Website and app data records
========================
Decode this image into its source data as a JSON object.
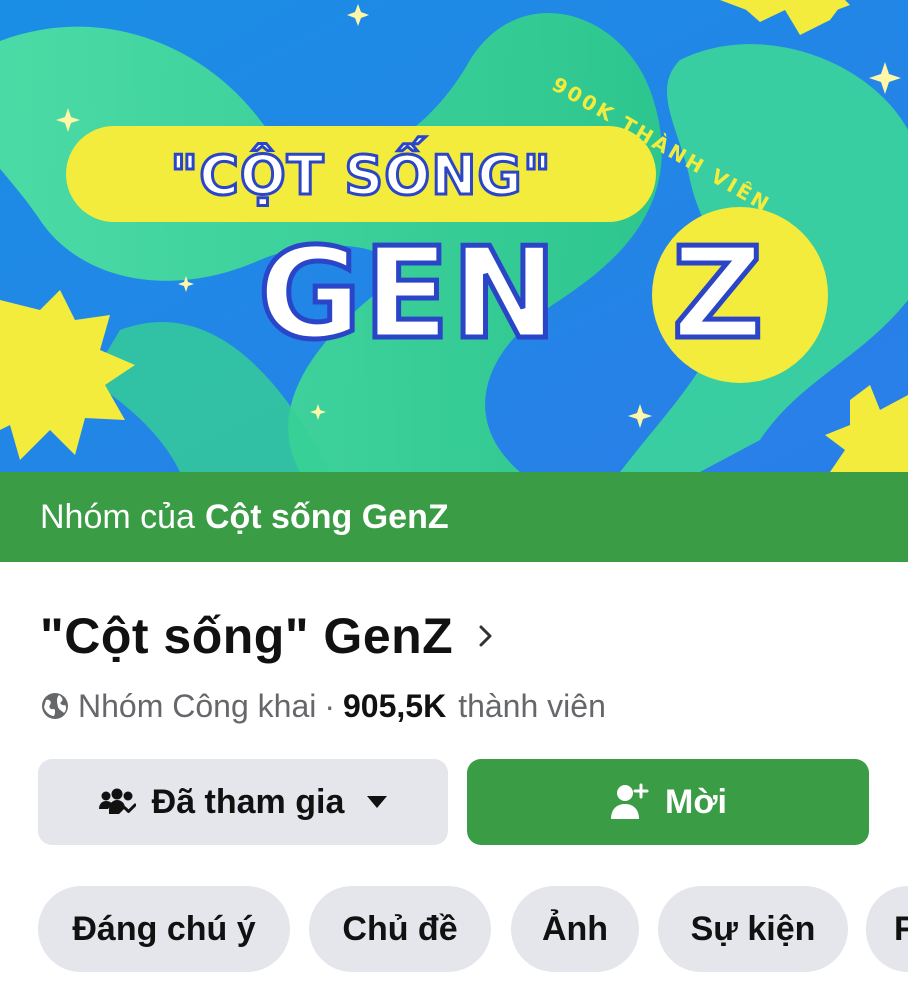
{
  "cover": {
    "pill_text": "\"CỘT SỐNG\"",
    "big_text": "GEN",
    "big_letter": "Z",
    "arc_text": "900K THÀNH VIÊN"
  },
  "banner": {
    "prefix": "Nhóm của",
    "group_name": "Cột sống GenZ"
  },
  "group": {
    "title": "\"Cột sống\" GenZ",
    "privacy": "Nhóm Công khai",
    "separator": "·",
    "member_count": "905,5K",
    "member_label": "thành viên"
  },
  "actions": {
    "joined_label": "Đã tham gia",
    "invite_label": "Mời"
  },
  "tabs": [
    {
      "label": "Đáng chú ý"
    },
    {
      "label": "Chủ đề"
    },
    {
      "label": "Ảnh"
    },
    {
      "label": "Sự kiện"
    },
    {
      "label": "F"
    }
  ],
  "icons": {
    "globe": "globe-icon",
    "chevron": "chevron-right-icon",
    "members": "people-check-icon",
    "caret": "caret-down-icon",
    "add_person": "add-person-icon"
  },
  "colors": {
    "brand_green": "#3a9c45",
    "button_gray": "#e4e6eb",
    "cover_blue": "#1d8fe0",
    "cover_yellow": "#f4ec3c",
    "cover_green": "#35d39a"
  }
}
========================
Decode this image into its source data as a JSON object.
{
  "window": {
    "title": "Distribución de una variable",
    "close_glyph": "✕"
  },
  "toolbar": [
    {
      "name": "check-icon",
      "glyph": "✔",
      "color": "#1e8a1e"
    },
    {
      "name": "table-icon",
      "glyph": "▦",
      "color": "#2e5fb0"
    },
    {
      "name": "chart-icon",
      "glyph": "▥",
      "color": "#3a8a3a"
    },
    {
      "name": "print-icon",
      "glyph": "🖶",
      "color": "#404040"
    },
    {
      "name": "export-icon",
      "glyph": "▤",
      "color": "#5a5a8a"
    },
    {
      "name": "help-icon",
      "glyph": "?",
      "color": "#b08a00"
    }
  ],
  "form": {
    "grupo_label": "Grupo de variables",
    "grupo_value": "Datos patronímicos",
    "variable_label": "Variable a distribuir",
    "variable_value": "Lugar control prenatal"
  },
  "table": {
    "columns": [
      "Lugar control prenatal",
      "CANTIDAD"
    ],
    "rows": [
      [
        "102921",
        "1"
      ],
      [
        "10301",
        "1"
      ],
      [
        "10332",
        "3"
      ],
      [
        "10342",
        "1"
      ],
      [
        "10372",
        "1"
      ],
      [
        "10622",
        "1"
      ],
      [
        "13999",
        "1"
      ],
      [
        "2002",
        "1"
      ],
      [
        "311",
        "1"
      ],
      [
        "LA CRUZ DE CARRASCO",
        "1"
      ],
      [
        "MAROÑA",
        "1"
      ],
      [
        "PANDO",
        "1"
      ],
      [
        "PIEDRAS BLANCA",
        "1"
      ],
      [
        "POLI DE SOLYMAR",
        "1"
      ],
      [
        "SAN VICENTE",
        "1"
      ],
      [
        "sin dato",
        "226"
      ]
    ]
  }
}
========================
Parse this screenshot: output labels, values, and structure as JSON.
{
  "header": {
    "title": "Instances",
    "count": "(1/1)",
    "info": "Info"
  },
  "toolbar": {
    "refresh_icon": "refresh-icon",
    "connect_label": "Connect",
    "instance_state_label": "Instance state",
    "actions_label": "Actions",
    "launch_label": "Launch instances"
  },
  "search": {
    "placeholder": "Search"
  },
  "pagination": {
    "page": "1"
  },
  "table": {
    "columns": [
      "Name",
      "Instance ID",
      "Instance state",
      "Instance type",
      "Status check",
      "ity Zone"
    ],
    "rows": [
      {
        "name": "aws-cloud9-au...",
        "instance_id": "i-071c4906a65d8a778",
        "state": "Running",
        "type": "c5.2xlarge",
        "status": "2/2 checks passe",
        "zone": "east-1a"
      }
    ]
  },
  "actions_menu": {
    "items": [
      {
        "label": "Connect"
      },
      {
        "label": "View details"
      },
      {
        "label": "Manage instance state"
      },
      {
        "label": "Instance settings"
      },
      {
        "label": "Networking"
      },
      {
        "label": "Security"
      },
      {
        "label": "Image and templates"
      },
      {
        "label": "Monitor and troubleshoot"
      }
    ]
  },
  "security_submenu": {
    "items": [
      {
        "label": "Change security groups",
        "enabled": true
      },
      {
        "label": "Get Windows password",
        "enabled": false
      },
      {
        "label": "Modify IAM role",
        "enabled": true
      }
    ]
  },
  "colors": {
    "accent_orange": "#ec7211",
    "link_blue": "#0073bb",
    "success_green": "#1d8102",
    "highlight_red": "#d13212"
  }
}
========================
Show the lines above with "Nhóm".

    "prefix": "Nhóm của",
    "privacy": "Nhóm Công khai",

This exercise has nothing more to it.